Tom Marin is the president of MarketCues, a national consulting firm. Tom serves as a senior advisor and change-management consultant with 35 years of experience. He has worked for some of the world’s largest corporations, as well as middle-market firms. Tom's focus is to plan and drive strategy shifts and strategic growth programs in the printing industry and a diverse range of market areas.
Related Content
  • Print Executive

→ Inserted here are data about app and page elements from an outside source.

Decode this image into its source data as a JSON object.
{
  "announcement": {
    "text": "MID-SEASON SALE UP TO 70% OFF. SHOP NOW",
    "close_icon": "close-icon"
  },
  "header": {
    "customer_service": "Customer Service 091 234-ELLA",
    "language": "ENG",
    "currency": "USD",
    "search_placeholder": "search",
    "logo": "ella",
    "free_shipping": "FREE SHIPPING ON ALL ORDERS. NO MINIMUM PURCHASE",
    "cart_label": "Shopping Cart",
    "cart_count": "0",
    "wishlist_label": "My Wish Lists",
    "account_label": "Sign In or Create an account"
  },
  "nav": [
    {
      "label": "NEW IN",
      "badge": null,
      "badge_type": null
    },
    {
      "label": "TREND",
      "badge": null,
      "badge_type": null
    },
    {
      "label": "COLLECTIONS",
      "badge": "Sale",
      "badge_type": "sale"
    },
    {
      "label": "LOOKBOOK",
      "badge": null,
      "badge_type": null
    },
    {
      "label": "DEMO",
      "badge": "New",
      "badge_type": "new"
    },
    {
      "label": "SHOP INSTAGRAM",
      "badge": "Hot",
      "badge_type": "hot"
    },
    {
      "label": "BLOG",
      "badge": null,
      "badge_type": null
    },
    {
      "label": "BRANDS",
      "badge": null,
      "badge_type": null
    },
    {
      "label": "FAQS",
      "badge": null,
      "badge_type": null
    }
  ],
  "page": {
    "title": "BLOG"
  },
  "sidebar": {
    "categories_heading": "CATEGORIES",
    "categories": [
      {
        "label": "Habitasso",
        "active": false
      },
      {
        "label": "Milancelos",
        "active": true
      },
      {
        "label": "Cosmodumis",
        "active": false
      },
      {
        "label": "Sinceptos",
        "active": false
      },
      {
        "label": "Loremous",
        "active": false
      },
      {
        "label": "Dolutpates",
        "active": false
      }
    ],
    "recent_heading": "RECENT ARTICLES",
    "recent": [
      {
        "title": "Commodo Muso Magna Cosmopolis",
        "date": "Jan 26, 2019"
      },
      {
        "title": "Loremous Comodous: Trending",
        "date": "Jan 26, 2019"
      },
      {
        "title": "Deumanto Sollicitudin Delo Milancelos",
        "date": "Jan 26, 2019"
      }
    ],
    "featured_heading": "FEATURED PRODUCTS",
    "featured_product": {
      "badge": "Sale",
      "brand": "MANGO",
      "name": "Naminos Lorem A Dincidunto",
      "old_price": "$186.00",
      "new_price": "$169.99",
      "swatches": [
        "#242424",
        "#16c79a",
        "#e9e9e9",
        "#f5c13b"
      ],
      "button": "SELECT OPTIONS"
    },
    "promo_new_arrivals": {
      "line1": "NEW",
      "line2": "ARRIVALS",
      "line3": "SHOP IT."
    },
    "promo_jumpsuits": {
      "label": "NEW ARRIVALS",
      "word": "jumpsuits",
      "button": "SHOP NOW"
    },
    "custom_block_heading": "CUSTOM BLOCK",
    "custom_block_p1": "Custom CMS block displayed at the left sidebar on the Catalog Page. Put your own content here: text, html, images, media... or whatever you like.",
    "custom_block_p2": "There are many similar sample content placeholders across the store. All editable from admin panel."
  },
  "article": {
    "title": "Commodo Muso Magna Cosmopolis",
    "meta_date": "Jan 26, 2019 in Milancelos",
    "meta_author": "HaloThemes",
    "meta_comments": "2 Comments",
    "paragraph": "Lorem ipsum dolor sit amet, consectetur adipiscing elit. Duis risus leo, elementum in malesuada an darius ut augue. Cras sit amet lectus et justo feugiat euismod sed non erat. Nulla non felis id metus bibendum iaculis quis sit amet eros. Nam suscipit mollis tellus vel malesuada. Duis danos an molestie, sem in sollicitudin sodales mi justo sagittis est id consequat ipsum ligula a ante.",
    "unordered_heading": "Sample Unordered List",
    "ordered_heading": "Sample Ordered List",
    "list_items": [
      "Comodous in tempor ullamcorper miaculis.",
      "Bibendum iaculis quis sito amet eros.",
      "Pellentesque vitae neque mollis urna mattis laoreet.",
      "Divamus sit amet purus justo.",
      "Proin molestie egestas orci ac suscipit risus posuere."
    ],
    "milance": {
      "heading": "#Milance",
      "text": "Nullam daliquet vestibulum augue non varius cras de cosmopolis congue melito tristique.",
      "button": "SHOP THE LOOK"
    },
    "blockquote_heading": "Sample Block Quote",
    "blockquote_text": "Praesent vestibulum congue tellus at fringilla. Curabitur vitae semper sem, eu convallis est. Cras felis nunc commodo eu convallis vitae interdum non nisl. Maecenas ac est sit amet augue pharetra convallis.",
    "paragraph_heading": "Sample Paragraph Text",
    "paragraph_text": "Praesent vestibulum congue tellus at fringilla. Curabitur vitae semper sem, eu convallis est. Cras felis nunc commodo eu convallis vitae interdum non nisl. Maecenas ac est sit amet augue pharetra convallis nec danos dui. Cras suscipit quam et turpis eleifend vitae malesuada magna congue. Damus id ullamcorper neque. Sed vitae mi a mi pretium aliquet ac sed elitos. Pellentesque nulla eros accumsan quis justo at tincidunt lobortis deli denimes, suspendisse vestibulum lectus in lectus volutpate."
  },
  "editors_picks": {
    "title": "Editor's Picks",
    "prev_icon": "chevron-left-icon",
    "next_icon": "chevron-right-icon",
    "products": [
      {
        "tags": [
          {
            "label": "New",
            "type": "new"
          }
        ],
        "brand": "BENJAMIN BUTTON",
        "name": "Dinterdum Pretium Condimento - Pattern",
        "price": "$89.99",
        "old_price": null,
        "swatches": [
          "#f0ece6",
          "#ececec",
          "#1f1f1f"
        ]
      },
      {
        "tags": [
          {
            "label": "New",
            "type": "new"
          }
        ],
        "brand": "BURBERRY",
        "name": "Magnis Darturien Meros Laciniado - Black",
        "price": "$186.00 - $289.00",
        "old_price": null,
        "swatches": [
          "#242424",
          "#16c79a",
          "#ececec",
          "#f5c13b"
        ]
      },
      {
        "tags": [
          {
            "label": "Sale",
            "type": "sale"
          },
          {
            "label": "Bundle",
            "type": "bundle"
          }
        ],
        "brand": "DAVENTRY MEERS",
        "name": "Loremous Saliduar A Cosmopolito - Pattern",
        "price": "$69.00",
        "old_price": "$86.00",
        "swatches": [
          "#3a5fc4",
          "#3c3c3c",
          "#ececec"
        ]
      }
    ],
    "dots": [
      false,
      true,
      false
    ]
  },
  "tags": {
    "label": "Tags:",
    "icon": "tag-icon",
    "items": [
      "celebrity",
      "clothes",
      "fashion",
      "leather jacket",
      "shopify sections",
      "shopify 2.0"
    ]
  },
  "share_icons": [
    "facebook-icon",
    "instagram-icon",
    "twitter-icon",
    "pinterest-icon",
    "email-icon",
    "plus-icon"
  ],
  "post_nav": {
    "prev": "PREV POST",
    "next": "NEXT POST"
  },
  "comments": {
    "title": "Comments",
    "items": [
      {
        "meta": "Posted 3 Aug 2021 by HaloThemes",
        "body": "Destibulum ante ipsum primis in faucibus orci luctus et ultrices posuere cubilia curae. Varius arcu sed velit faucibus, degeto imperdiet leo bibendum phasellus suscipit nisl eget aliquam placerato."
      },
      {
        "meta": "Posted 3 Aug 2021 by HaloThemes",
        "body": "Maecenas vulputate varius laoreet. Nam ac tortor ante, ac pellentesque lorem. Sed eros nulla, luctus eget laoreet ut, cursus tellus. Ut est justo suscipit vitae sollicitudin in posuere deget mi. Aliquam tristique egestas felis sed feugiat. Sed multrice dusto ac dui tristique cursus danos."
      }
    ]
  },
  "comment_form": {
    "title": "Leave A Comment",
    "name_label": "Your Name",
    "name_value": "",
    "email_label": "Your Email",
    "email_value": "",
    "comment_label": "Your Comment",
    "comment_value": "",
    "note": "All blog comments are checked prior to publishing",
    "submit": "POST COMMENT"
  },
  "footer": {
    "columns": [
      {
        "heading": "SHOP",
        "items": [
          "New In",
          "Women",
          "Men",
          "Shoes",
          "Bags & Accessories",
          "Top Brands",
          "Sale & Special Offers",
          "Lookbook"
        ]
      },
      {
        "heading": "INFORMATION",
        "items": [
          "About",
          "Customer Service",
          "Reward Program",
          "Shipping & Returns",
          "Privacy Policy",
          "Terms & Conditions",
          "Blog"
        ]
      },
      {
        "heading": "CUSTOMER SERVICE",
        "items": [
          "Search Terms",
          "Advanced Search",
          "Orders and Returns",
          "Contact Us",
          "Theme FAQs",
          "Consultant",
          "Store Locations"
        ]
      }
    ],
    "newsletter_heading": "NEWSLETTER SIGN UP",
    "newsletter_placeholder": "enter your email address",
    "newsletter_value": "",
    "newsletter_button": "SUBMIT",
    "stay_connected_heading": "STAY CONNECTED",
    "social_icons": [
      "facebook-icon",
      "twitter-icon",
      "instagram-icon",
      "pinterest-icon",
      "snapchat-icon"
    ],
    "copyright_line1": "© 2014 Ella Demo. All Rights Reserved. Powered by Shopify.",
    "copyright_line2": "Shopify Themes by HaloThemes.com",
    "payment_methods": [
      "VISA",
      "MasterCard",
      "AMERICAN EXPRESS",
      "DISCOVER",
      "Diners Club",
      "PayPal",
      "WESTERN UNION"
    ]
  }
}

    Your suggestions are very good. Yet, most small to medium sized printers are in skeletal mode because their customers have refused to remain loyal even when their customer service is top notch. All of your suggestions fit into the "value added" category which has bone by the wayside. Value-add is no longer a differentiator when the client company CFO trims the budget and tells the low level managers to put all jobs out for bid and only buy the lowest because that’s all the budgets will allow. Customer service doesn’t fix this core industry problem. Your second suggestion of "The key is to match your product and service offerings to your customers’ preferences, vs. trying to force their needs to fit inside your offerings." is also too difficult for small printers to accomplish. The needs of clients are all over the board due to competition and the addition of gang printers, cost cutting brokers, misdirected print buyers, designers who put together bizarre designs which cannot be run efficiently on existing equipment. The only recourse for the small to medium printer is to outsource and this just raises the price and the print buyers then go direct or reject the bid. Printers can no longer be all things to all people. Specialty printers are not interested in remaining "trade only" to protect the market as the pressure to generate more and more revenue forces them to bid direct and offer their wares to the end users. We are in a commodity and one cannot differentiate a commodity. Corn is corn is corn. The only way to differentiate one’s offerings is efficiency and process in order to create a simpler user experience with less time necessary to communicate. Users don’t want to talk to printers. They want to log into a portal, customize their collateral, order as few as 1 piece and check out without ever having to pick up the phone. Just like texting took off, people are all moving to automated systems to conserve their time, their space and not have to deal with people period.